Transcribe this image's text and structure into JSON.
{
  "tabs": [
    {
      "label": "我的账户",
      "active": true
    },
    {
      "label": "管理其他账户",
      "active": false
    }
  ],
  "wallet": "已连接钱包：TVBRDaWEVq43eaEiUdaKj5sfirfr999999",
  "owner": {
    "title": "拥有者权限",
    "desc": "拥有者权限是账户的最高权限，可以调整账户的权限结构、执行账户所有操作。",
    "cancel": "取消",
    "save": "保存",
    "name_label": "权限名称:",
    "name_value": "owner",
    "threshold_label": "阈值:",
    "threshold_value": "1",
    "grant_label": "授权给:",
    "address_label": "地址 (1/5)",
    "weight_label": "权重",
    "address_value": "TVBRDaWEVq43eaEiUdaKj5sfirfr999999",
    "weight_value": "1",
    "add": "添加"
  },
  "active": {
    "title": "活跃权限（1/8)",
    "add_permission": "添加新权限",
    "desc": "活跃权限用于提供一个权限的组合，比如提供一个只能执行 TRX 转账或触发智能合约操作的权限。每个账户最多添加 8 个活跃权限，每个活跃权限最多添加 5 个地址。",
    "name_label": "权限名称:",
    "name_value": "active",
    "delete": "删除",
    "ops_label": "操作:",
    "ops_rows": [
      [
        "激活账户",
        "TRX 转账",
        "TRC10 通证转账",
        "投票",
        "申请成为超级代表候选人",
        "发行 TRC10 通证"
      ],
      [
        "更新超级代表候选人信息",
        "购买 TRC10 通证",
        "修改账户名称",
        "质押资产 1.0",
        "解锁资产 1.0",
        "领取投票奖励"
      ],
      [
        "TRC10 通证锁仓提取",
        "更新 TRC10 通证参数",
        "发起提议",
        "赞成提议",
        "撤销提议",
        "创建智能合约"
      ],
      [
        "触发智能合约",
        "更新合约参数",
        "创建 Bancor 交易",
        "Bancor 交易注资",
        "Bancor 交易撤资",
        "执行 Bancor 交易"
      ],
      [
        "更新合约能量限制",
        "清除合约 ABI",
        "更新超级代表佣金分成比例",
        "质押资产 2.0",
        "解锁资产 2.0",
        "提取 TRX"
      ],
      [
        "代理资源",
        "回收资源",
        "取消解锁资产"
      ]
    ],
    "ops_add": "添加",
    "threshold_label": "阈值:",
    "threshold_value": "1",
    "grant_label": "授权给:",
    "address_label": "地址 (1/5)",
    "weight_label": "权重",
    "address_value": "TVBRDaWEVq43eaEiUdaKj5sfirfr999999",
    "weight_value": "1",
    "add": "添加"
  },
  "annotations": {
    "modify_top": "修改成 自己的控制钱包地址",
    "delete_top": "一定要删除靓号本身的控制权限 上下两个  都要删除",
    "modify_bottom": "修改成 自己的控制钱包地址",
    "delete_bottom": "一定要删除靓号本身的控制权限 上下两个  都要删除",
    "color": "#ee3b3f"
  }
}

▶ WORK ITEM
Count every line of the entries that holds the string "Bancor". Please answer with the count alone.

▶ REPLY TO THE TASK
4